On his sea voyage home from the Yalta Conference in February 1945, Roosevelt made a personal pitch to King Ibn Saud of Saudi Arabia to coexist with Jews in Palestine, enumerating why such an arrangement could be beneficial to both parties. He was rebuffed coldly. Two months later, an exhausted, enfeebled chief executive died at his Warm Springs, Georgia, retreat.

Where do we set the bar with FDR to calibrate both his relationship with the Jews and his efforts or lack thereof to save them? Dr. Breitman and Dr. Lichtman establish a series of baselines defined by the political, economic and cultural realities of the day, the priorities of war, and the assets and liabilities of Roosevelt’s dazzling virtuosity.

It should be readily apparent that he did more for Jews at home and abroad than would have Herbert Hoover, Alf Landon, Wendell Willkie, or Thomas Dewey. Or that he won the war faster than any of them would have if they had been commander in chief. All except possibly Hoover and Willkie seemed to lack his instincts on humanitarian issues. And all were woefully short of his political acumen.

Yet FDR leaves many Jews feeling somewhere between disappointment and bitterness. Is this more a function of hindsight and subsequent revelation rather than the drumbeat of real-time history unfolding? Although FDR ached consistently for the Jews, Dr. Breitman and Dr. Lichtman emphasize that he was often hobbled or overridden by his internal political instincts and external political realities, some as unappetizing as his need to get into bed with southern segregationist Democrats.

While this book will not – and should not – still the debate, it adds several layers of complexity and perspective to the FDR portrait.
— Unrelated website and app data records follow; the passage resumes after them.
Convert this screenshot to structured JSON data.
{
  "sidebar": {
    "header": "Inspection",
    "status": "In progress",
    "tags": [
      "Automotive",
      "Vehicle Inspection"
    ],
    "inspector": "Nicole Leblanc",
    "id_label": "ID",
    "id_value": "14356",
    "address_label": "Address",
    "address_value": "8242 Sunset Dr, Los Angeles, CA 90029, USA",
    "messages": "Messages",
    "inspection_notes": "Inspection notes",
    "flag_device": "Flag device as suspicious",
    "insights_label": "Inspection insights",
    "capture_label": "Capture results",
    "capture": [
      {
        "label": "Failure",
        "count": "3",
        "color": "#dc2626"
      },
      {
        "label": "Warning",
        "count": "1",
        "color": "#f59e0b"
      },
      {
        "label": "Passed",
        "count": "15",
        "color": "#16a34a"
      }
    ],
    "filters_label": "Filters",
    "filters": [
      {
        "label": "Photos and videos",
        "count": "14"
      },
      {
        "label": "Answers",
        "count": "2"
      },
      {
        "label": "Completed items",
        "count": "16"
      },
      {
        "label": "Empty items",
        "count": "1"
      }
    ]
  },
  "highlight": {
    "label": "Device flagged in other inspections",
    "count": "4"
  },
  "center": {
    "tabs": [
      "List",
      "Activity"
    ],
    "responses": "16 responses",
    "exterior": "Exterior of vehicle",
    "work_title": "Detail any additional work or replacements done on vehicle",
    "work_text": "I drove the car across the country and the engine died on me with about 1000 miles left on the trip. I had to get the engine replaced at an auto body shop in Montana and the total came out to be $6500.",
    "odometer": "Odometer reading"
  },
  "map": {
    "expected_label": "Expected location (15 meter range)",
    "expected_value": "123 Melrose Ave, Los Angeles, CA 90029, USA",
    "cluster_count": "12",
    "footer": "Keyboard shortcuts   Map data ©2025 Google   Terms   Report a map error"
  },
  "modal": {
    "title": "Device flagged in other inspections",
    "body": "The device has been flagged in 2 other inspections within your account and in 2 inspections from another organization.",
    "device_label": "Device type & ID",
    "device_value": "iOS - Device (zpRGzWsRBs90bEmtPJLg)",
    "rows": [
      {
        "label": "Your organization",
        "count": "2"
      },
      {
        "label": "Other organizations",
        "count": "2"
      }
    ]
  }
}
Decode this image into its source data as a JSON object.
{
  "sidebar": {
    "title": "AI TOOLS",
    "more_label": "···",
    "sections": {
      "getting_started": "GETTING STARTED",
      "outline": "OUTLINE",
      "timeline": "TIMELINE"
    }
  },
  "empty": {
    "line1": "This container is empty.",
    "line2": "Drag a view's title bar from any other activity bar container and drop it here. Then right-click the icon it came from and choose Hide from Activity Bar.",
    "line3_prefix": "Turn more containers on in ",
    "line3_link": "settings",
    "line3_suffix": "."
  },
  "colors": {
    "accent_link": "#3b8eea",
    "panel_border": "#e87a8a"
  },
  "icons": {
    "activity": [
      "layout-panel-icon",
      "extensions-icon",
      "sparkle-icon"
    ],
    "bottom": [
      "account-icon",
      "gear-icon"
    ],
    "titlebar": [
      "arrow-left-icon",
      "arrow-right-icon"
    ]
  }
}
It may even sway certain readers enough to add a plus or a minus sign to grading him out at a B on his handling of the Jewish challenge, although a scholastic mark seems almost pitifully mocking and insufficient considering the enormity of the stakes.

Dr. Breitman and Dr. Lichtman pay their subject grudging respect throughout by noting, as one aide said, that FDR had the ability to turn empathy on and off like a faucet. With the Jews it was mostly on, but, unfortunately, he produced only a trickle when a torrent was needed.

Jonathan E. Lazarus is a former news editor of The Star-Ledger. His parents were ardent Roosevelt supporters and he tends in that direction.